Task requirements:
Every line in the data below has to be repeated exactly; no picture belongs in the result.

Records provided:
· · · · · · ·
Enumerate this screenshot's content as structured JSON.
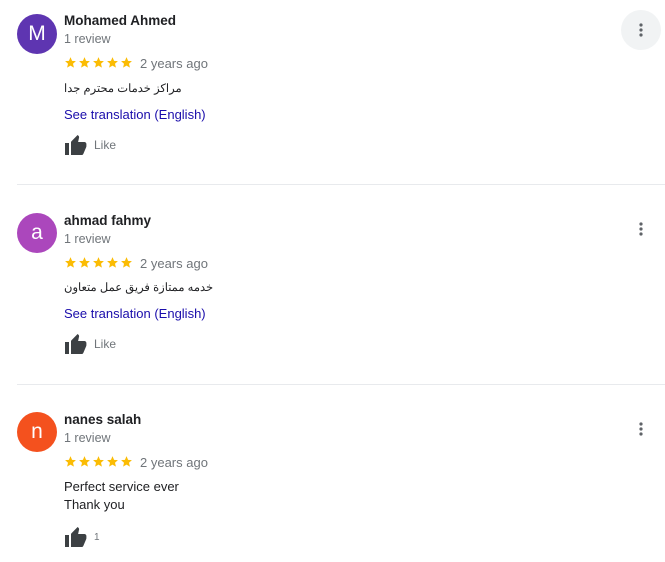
{
  "colors": {
    "star": "#fbbc04",
    "link": "#1a0dab"
  },
  "icons": {
    "rating": "star-icon",
    "like": "thumbs-up-icon",
    "menu": "more-vert-icon"
  },
  "reviews": [
    {
      "initial": "M",
      "avatar_color": "#5e35b1",
      "name": "Mohamed Ahmed",
      "review_count": "1 review",
      "rating": 5,
      "date": "2 years ago",
      "text": "مراكز خدمات محترم جدا",
      "translate_label": "See translation (English)",
      "like_label": "Like"
    },
    {
      "initial": "a",
      "avatar_color": "#ab47bc",
      "name": "ahmad fahmy",
      "review_count": "1 review",
      "rating": 5,
      "date": "2 years ago",
      "text": "خدمه ممتازة فريق عمل متعاون",
      "translate_label": "See translation (English)",
      "like_label": "Like"
    },
    {
      "initial": "n",
      "avatar_color": "#f4511e",
      "name": "nanes salah",
      "review_count": "1 review",
      "rating": 5,
      "date": "2 years ago",
      "text_line1": "Perfect service ever",
      "text_line2": "Thank you",
      "like_label": "1"
    }
  ]
}
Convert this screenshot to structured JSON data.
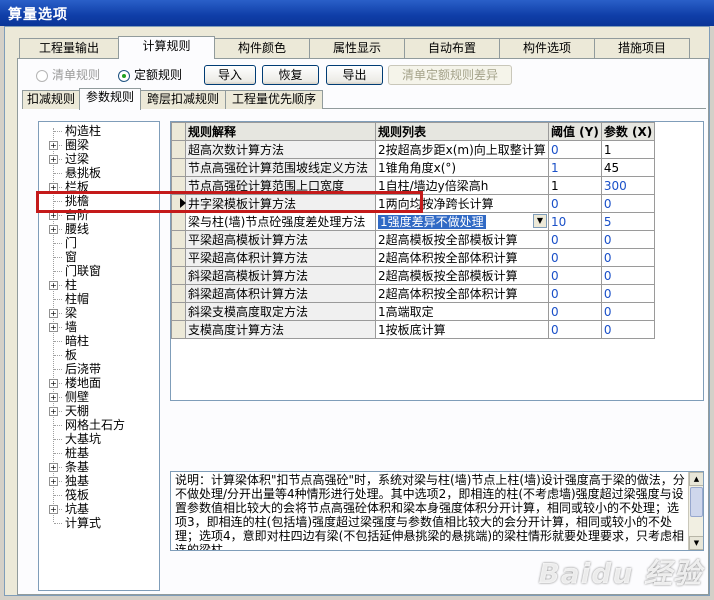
{
  "window": {
    "title": "算量选项"
  },
  "main_tabs": [
    "工程量输出",
    "计算规则",
    "构件颜色",
    "属性显示",
    "自动布置",
    "构件选项",
    "措施项目"
  ],
  "mode": {
    "option_list": "清单规则",
    "option_quota": "定额规则"
  },
  "toolbar": {
    "import": "导入",
    "restore": "恢复",
    "export": "导出",
    "diff": "清单定额规则差异"
  },
  "sub_tabs": [
    "扣减规则",
    "参数规则",
    "跨层扣减规则",
    "工程量优先顺序"
  ],
  "tree": [
    {
      "label": "构造柱",
      "plus": false
    },
    {
      "label": "圈梁",
      "plus": true
    },
    {
      "label": "过梁",
      "plus": true
    },
    {
      "label": "悬挑板",
      "plus": false
    },
    {
      "label": "栏板",
      "plus": true
    },
    {
      "label": "挑檐",
      "plus": false
    },
    {
      "label": "台阶",
      "plus": true
    },
    {
      "label": "腰线",
      "plus": true
    },
    {
      "label": "门",
      "plus": false
    },
    {
      "label": "窗",
      "plus": false
    },
    {
      "label": "门联窗",
      "plus": false
    },
    {
      "label": "柱",
      "plus": true
    },
    {
      "label": "柱帽",
      "plus": false
    },
    {
      "label": "梁",
      "plus": true
    },
    {
      "label": "墙",
      "plus": true
    },
    {
      "label": "暗柱",
      "plus": false
    },
    {
      "label": "板",
      "plus": false
    },
    {
      "label": "后浇带",
      "plus": false
    },
    {
      "label": "楼地面",
      "plus": true
    },
    {
      "label": "侧壁",
      "plus": true
    },
    {
      "label": "天棚",
      "plus": true
    },
    {
      "label": "网格土石方",
      "plus": false
    },
    {
      "label": "大基坑",
      "plus": false
    },
    {
      "label": "桩基",
      "plus": false
    },
    {
      "label": "条基",
      "plus": true
    },
    {
      "label": "独基",
      "plus": true
    },
    {
      "label": "筏板",
      "plus": false
    },
    {
      "label": "坑基",
      "plus": true
    },
    {
      "label": "计算式",
      "plus": false
    }
  ],
  "grid": {
    "headers": {
      "rule": "规则解释",
      "list": "规则列表",
      "threshold": "阈值 (Y)",
      "param": "参数 (X)"
    },
    "rows": [
      {
        "rule": "超高次数计算方法",
        "list": "2按超高步距x(m)向上取整计算",
        "threshold": "0",
        "param": "1"
      },
      {
        "rule": "节点高强砼计算范围坡线定义方法",
        "list": "1锥角角度x(°)",
        "threshold": "1",
        "param": "45"
      },
      {
        "rule": "节点高强砼计算范围上口宽度",
        "list": "1自柱/墙边y倍梁高h",
        "threshold": "1",
        "param": "300"
      },
      {
        "rule": "井字梁模板计算方法",
        "list": "1两向均按净跨长计算",
        "threshold": "0",
        "param": "0"
      },
      {
        "rule": "梁与柱(墙)节点砼强度差处理方法",
        "list": "1强度差异不做处理",
        "threshold": "10",
        "param": "5"
      },
      {
        "rule": "平梁超高模板计算方法",
        "list": "2超高模板按全部模板计算",
        "threshold": "0",
        "param": "0"
      },
      {
        "rule": "平梁超高体积计算方法",
        "list": "2超高体积按全部体积计算",
        "threshold": "0",
        "param": "0"
      },
      {
        "rule": "斜梁超高模板计算方法",
        "list": "2超高模板按全部模板计算",
        "threshold": "0",
        "param": "0"
      },
      {
        "rule": "斜梁超高体积计算方法",
        "list": "2超高体积按全部体积计算",
        "threshold": "0",
        "param": "0"
      },
      {
        "rule": "斜梁支模高度取定方法",
        "list": "1高端取定",
        "threshold": "0",
        "param": "0"
      },
      {
        "rule": "支模高度计算方法",
        "list": "1按板底计算",
        "threshold": "0",
        "param": "0"
      }
    ]
  },
  "description": "说明：计算梁体积\"扣节点高强砼\"时，系统对梁与柱(墙)节点上柱(墙)设计强度高于梁的做法，分不做处理/分开出量等4种情形进行处理。其中选项2，即相连的柱(不考虑墙)强度超过梁强度与设置参数值相比较大的会将节点高强砼体积和梁本身强度体积分开计算，相同或较小的不处理；选项3，即相连的柱(包括墙)强度超过梁强度与参数值相比较大的会分开计算，相同或较小的不处理；选项4，意即对柱四边有梁(不包括延伸悬挑梁的悬挑端)的梁柱情形就要处理要求，只考虑相连的梁柱",
  "watermark": "Baidu 经验"
}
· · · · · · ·
Your solution:
Enumerate this screenshot's content as structured JSON.
{
  "colors": {
    "star": "#fbbc04",
    "link": "#1a0dab"
  },
  "icons": {
    "rating": "star-icon",
    "like": "thumbs-up-icon",
    "menu": "more-vert-icon"
  },
  "reviews": [
    {
      "initial": "M",
      "avatar_color": "#5e35b1",
      "name": "Mohamed Ahmed",
      "review_count": "1 review",
      "rating": 5,
      "date": "2 years ago",
      "text": "مراكز خدمات محترم جدا",
      "translate_label": "See translation (English)",
      "like_label": "Like"
    },
    {
      "initial": "a",
      "avatar_color": "#ab47bc",
      "name": "ahmad fahmy",
      "review_count": "1 review",
      "rating": 5,
      "date": "2 years ago",
      "text": "خدمه ممتازة فريق عمل متعاون",
      "translate_label": "See translation (English)",
      "like_label": "Like"
    },
    {
      "initial": "n",
      "avatar_color": "#f4511e",
      "name": "nanes salah",
      "review_count": "1 review",
      "rating": 5,
      "date": "2 years ago",
      "text_line1": "Perfect service ever",
      "text_line2": "Thank you",
      "like_label": "1"
    }
  ]
}
Convert this screenshot to structured JSON data.
{
  "window": {
    "title": "算量选项"
  },
  "main_tabs": [
    "工程量输出",
    "计算规则",
    "构件颜色",
    "属性显示",
    "自动布置",
    "构件选项",
    "措施项目"
  ],
  "mode": {
    "option_list": "清单规则",
    "option_quota": "定额规则"
  },
  "toolbar": {
    "import": "导入",
    "restore": "恢复",
    "export": "导出",
    "diff": "清单定额规则差异"
  },
  "sub_tabs": [
    "扣减规则",
    "参数规则",
    "跨层扣减规则",
    "工程量优先顺序"
  ],
  "tree": [
    {
      "label": "构造柱",
      "plus": false
    },
    {
      "label": "圈梁",
      "plus": true
    },
    {
      "label": "过梁",
      "plus": true
    },
    {
      "label": "悬挑板",
      "plus": false
    },
    {
      "label": "栏板",
      "plus": true
    },
    {
      "label": "挑檐",
      "plus": false
    },
    {
      "label": "台阶",
      "plus": true
    },
    {
      "label": "腰线",
      "plus": true
    },
    {
      "label": "门",
      "plus": false
    },
    {
      "label": "窗",
      "plus": false
    },
    {
      "label": "门联窗",
      "plus": false
    },
    {
      "label": "柱",
      "plus": true
    },
    {
      "label": "柱帽",
      "plus": false
    },
    {
      "label": "梁",
      "plus": true
    },
    {
      "label": "墙",
      "plus": true
    },
    {
      "label": "暗柱",
      "plus": false
    },
    {
      "label": "板",
      "plus": false
    },
    {
      "label": "后浇带",
      "plus": false
    },
    {
      "label": "楼地面",
      "plus": true
    },
    {
      "label": "侧壁",
      "plus": true
    },
    {
      "label": "天棚",
      "plus": true
    },
    {
      "label": "网格土石方",
      "plus": false
    },
    {
      "label": "大基坑",
      "plus": false
    },
    {
      "label": "桩基",
      "plus": false
    },
    {
      "label": "条基",
      "plus": true
    },
    {
      "label": "独基",
      "plus": true
    },
    {
      "label": "筏板",
      "plus": false
    },
    {
      "label": "坑基",
      "plus": true
    },
    {
      "label": "计算式",
      "plus": false
    }
  ],
  "grid": {
    "headers": {
      "rule": "规则解释",
      "list": "规则列表",
      "threshold": "阈值 (Y)",
      "param": "参数 (X)"
    },
    "rows": [
      {
        "rule": "超高次数计算方法",
        "list": "2按超高步距x(m)向上取整计算",
        "threshold": "0",
        "param": "1"
      },
      {
        "rule": "节点高强砼计算范围坡线定义方法",
        "list": "1锥角角度x(°)",
        "threshold": "1",
        "param": "45"
      },
      {
        "rule": "节点高强砼计算范围上口宽度",
        "list": "1自柱/墙边y倍梁高h",
        "threshold": "1",
        "param": "300"
      },
      {
        "rule": "井字梁模板计算方法",
        "list": "1两向均按净跨长计算",
        "threshold": "0",
        "param": "0"
      },
      {
        "rule": "梁与柱(墙)节点砼强度差处理方法",
        "list": "1强度差异不做处理",
        "threshold": "10",
        "param": "5"
      },
      {
        "rule": "平梁超高模板计算方法",
        "list": "2超高模板按全部模板计算",
        "threshold": "0",
        "param": "0"
      },
      {
        "rule": "平梁超高体积计算方法",
        "list": "2超高体积按全部体积计算",
        "threshold": "0",
        "param": "0"
      },
      {
        "rule": "斜梁超高模板计算方法",
        "list": "2超高模板按全部模板计算",
        "threshold": "0",
        "param": "0"
      },
      {
        "rule": "斜梁超高体积计算方法",
        "list": "2超高体积按全部体积计算",
        "threshold": "0",
        "param": "0"
      },
      {
        "rule": "斜梁支模高度取定方法",
        "list": "1高端取定",
        "threshold": "0",
        "param": "0"
      },
      {
        "rule": "支模高度计算方法",
        "list": "1按板底计算",
        "threshold": "0",
        "param": "0"
      }
    ]
  },
  "description": "说明：计算梁体积\"扣节点高强砼\"时，系统对梁与柱(墙)节点上柱(墙)设计强度高于梁的做法，分不做处理/分开出量等4种情形进行处理。其中选项2，即相连的柱(不考虑墙)强度超过梁强度与设置参数值相比较大的会将节点高强砼体积和梁本身强度体积分开计算，相同或较小的不处理；选项3，即相连的柱(包括墙)强度超过梁强度与参数值相比较大的会分开计算，相同或较小的不处理；选项4，意即对柱四边有梁(不包括延伸悬挑梁的悬挑端)的梁柱情形就要处理要求，只考虑相连的梁柱",
  "watermark": "Baidu 经验"
}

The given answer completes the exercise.